Yes, and more major championship glory will be bestowed. No, Woods can't capture a Grand Slam. But as he correctly pointed out last week, he can make a different kind of history.

He could become the first player to win three majors in the same year twice.

"Myself and (Ben) Hogan are the only ones who have ever won three in the same year," Woods said. "So that would be nice to win three out of four again."

Hogan won the Masters, U.S. Open and British Open in 1953. Woods won the U.S. Open, British Open and PGA Championship in 2000. He is bidding to win the "American Slam" this year -- victories at the American majors, Masters, U.S. Open and PGA.

Hazeltine, site of Tony Jacklin's U.S. Open victory in 1970 and a U.S. Open win by Payne Stewart in 1991, measures 7,360 yards and figures to favor long hitters such as Woods, who tied for 28th at the British Open but has still won seven of the last 12 majors.

But there is Els, who could make a major statement by claiming his second straight Grand Slam event, perhaps truly emerging as a rival to Woods. Maybe Phil Mickelson or Garcia can claim his first major. Garcia and Ireland's Padraig Harrington are the only players to finish in the top 10 in each of the three majors this year. Maybe David Duval will emerge from his malaise.

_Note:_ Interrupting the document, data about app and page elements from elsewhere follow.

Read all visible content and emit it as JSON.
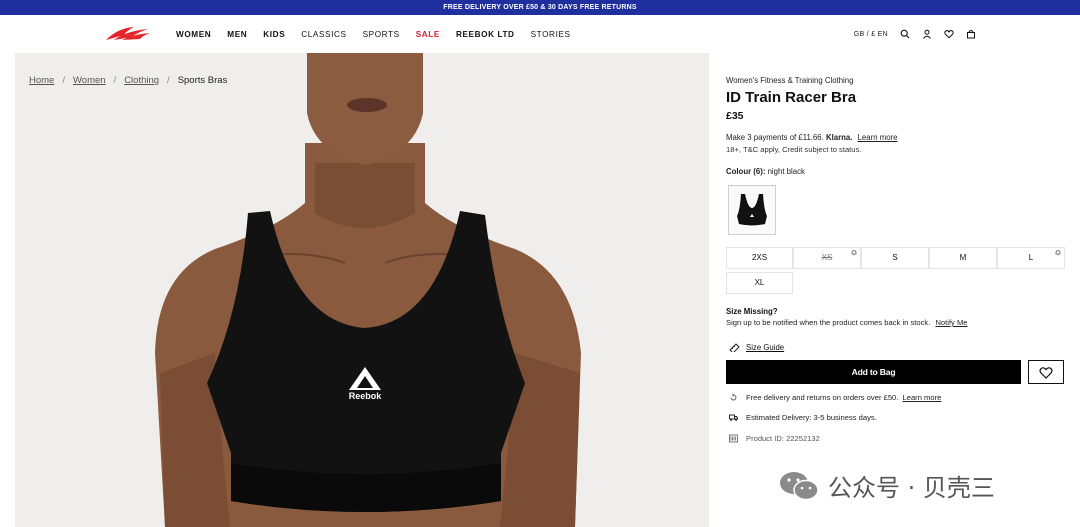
{
  "promo": {
    "text": "FREE DELIVERY OVER £50 & 30 DAYS FREE RETURNS"
  },
  "nav": {
    "items": [
      {
        "label": "WOMEN"
      },
      {
        "label": "MEN"
      },
      {
        "label": "KIDS"
      },
      {
        "label": "CLASSICS"
      },
      {
        "label": "SPORTS"
      },
      {
        "label": "SALE"
      },
      {
        "label": "REEBOK LTD"
      },
      {
        "label": "STORIES"
      }
    ],
    "locale": "GB / £ EN",
    "icons": [
      "search-icon",
      "account-icon",
      "wishlist-icon",
      "bag-icon"
    ]
  },
  "breadcrumb": {
    "items": [
      {
        "label": "Home"
      },
      {
        "label": "Women"
      },
      {
        "label": "Clothing"
      }
    ],
    "sep": "/",
    "current": "Sports Bras"
  },
  "product": {
    "category": "Women's Fitness & Training Clothing",
    "title": "ID Train Racer Bra",
    "price": "£35",
    "klarna_text": "Make 3 payments of £11.66.",
    "klarna_brand": "Klarna.",
    "klarna_link": "Learn more",
    "klarna_note": "18+, T&C apply, Credit subject to status.",
    "colour_label": "Colour (6):",
    "colour_value": "night black",
    "logo_text": "Reebok"
  },
  "sizes": [
    {
      "label": "2XS",
      "available": true
    },
    {
      "label": "XS",
      "available": false
    },
    {
      "label": "S",
      "available": true
    },
    {
      "label": "M",
      "available": true
    },
    {
      "label": "L",
      "available": true
    },
    {
      "label": "XL",
      "available": true
    }
  ],
  "size_missing": {
    "title": "Size Missing?",
    "text": "Sign up to be notified when the product comes back in stock.",
    "link": "Notify Me"
  },
  "size_guide": "Size Guide",
  "add_to_bag": "Add to Bag",
  "info": {
    "delivery_text": "Free delivery and returns on orders over £50.",
    "delivery_link": "Learn more",
    "estimated": "Estimated Delivery: 3-5 business days.",
    "product_id": "Product ID: 22252132"
  },
  "watermark": {
    "text": "公众号 · 贝壳三"
  },
  "colors": {
    "promo_bg": "#1f2f9e",
    "sale": "#d2232a",
    "brand_red": "#e4252b",
    "button": "#000000"
  }
}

Or we could get another unheralded major winner such as David Toms, who won the championship a year ago at the Atlanta Athletic Club, where he out-dueled Mickelson down the stretch and finished with a PGA Championship scoring record.

The tournament boasts a major first: each of the top 100 players in the world ranking is entered. That couldn't happen at the Masters, which has an invitation-only field, nor at the U.S. Open or British Open, which allow qualifiers into their tournaments.

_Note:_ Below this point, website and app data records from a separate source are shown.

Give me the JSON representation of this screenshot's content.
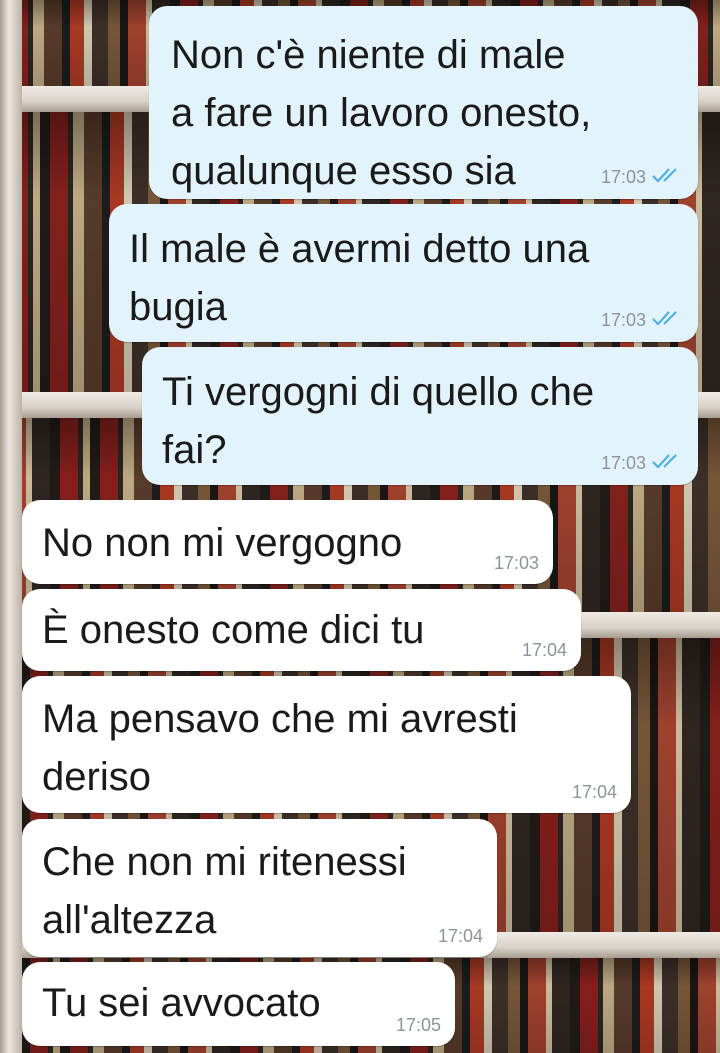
{
  "messages": [
    {
      "direction": "outgoing",
      "text": "Non c'è niente di male\na fare un lavoro onesto,\nqualunque esso sia",
      "time": "17:03",
      "status_icon": "double-check-read-icon"
    },
    {
      "direction": "outgoing",
      "text": "Il male è avermi detto una\nbugia",
      "time": "17:03",
      "status_icon": "double-check-read-icon"
    },
    {
      "direction": "outgoing",
      "text": "Ti vergogni di quello che\nfai?",
      "time": "17:03",
      "status_icon": "double-check-read-icon"
    },
    {
      "direction": "incoming",
      "text": "No non mi vergogno",
      "time": "17:03"
    },
    {
      "direction": "incoming",
      "text": "È onesto come dici tu",
      "time": "17:04"
    },
    {
      "direction": "incoming",
      "text": "Ma pensavo che mi avresti\nderiso",
      "time": "17:04"
    },
    {
      "direction": "incoming",
      "text": "Che non mi ritenessi\nall'altezza",
      "time": "17:04"
    },
    {
      "direction": "incoming",
      "text": "Tu sei avvocato",
      "time": "17:05"
    }
  ],
  "colors": {
    "outgoing_bubble": "#e3f3fb",
    "incoming_bubble": "#ffffff",
    "read_ticks": "#4fb1e3",
    "timestamp": "#8c9499"
  },
  "wallpaper": "bookshelf"
}
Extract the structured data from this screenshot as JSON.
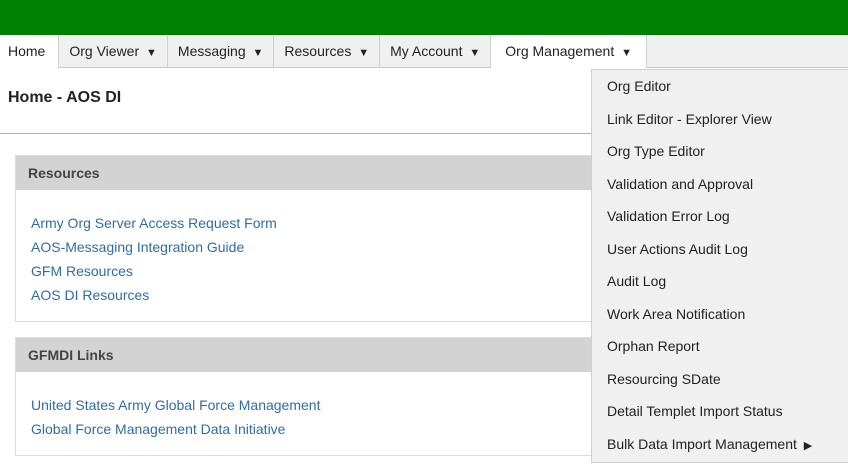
{
  "colors": {
    "topbar": "#008000",
    "link": "#2f6ca8",
    "panel_header": "#d3d3d3"
  },
  "nav": {
    "items": [
      {
        "label": "Home",
        "caret": ""
      },
      {
        "label": "Org Viewer",
        "caret": "▼"
      },
      {
        "label": "Messaging",
        "caret": "▼"
      },
      {
        "label": "Resources",
        "caret": "▼"
      },
      {
        "label": "My Account",
        "caret": "▼"
      },
      {
        "label": "Org Management",
        "caret": "▼"
      }
    ]
  },
  "page": {
    "title": "Home - AOS DI"
  },
  "panels": {
    "resources": {
      "header": "Resources",
      "links": [
        "Army Org Server Access Request Form",
        "AOS-Messaging Integration Guide",
        "GFM Resources",
        "AOS DI Resources"
      ]
    },
    "gfmdi": {
      "header": "GFMDI Links",
      "links": [
        "United States Army Global Force Management",
        "Global Force Management Data Initiative"
      ]
    }
  },
  "dropdown": {
    "items": [
      {
        "label": "Org Editor",
        "arrow": ""
      },
      {
        "label": "Link Editor - Explorer View",
        "arrow": ""
      },
      {
        "label": "Org Type Editor",
        "arrow": ""
      },
      {
        "label": "Validation and Approval",
        "arrow": ""
      },
      {
        "label": "Validation Error Log",
        "arrow": ""
      },
      {
        "label": "User Actions Audit Log",
        "arrow": ""
      },
      {
        "label": "Audit Log",
        "arrow": ""
      },
      {
        "label": "Work Area Notification",
        "arrow": ""
      },
      {
        "label": "Orphan Report",
        "arrow": ""
      },
      {
        "label": "Resourcing SDate",
        "arrow": ""
      },
      {
        "label": "Detail Templet Import Status",
        "arrow": ""
      },
      {
        "label": "Bulk Data Import Management",
        "arrow": "▶"
      }
    ]
  }
}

The PGA Championship has been around since 1916, making it 18 years older than the Masters.

It can't offer the mystique of Augusta National, nor can it claim to be our country's national championship like the U.S. Open or even the oldest championship, such as the British Open.

But the PGA Championship is one of the big four. And although Woods can't capture a Grand Slam this year, he can add another major to his list of eight.

And it counts just the same.

Bob Harig of the St. Petersburg Times is a regular contributor to ESPN.com